I can’t help sighing when I read this question. I have often wondered the same thing. In Psalm 77:1–3, the Psalmist writes, “When I was in distress, I sought the Lord; at night I stretched out untiring hands, and I would not be comforted. I remembered you, God, and I groaned; I meditated, and my spirit grew faint.” Here the psalmist expresses an honest and vivid lament.
Some of the great saints of the faith struggled with depression. John Bunyan, who wrote Pilgrim’s Progress, also wrote a spiritual autobiography called Grace Abounding that expresses his agony over never feeling quite secure in his faith, though he was a staunch believer. Augustine, one of the church fathers, was given to anger and severe depression. Charles Spurgeon struggled with chronic depression because of overwork, illness, politics, and other limitations. He wrote, “I could say with Job, ‘My soul chooseth strangling rather than life.’ I could readily enough have laid violent hands upon myself to escape from my misery of spirit.” He even told his students about his depression so they would understand when they too were afflicted.

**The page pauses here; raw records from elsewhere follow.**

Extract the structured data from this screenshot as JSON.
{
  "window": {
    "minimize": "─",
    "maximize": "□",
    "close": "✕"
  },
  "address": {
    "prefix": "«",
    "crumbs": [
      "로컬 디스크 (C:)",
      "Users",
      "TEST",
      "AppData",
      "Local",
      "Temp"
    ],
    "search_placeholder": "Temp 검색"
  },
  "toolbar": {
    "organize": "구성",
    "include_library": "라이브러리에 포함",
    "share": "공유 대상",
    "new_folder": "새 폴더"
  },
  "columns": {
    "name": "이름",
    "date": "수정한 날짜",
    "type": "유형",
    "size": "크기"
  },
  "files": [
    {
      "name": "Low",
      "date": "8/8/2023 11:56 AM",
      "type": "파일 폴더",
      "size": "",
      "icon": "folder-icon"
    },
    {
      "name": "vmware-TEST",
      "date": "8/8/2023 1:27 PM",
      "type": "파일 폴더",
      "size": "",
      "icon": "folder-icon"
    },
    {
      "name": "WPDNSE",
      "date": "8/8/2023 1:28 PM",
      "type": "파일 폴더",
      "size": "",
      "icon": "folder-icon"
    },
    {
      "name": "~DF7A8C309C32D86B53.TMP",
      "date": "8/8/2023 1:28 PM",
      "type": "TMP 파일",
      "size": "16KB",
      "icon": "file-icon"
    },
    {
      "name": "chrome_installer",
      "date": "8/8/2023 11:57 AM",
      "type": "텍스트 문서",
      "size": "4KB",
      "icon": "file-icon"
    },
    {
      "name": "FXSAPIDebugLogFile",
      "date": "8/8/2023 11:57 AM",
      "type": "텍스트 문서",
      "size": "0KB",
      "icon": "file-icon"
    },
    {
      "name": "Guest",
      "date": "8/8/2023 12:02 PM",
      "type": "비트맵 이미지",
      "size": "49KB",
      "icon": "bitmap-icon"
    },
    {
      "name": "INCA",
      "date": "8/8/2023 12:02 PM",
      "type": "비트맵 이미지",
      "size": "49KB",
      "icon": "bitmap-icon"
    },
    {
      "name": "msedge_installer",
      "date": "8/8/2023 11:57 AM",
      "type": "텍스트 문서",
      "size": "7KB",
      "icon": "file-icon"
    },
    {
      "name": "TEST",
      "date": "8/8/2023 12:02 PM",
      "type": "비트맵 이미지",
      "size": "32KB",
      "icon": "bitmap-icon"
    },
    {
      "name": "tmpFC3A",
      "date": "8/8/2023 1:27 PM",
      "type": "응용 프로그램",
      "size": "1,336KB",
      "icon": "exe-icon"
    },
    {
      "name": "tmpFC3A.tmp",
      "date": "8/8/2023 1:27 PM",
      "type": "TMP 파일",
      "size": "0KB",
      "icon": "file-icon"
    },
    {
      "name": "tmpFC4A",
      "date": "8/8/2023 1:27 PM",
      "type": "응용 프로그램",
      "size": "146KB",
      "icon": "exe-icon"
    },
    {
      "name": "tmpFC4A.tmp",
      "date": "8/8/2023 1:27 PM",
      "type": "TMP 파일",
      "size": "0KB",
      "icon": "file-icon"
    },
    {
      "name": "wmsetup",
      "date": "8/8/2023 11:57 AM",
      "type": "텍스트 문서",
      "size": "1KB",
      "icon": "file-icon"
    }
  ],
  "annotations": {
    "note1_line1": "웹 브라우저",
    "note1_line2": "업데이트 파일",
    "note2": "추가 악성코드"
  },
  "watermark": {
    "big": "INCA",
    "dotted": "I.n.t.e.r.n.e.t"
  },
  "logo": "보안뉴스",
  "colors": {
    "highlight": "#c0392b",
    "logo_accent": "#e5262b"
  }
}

The hard reality is that we do not escape the maladies of this life. We are caught in a fallen world. Christianity is not the quick fix it is often mistakenly presented as being. We are, however, given Christ, whose death and resurrection guarantees us the hope of eternal life where all things become new. And because He came to earth as a man, He understands us and offers His presence in the midst of our sorrow. In the words of the Psalmist again, “I remain confident of this: I will see the goodness of the LORD in the land of the living. Wait for the Lord; be strong and take heart and wait for the Lord” (Ps. 27:13–14).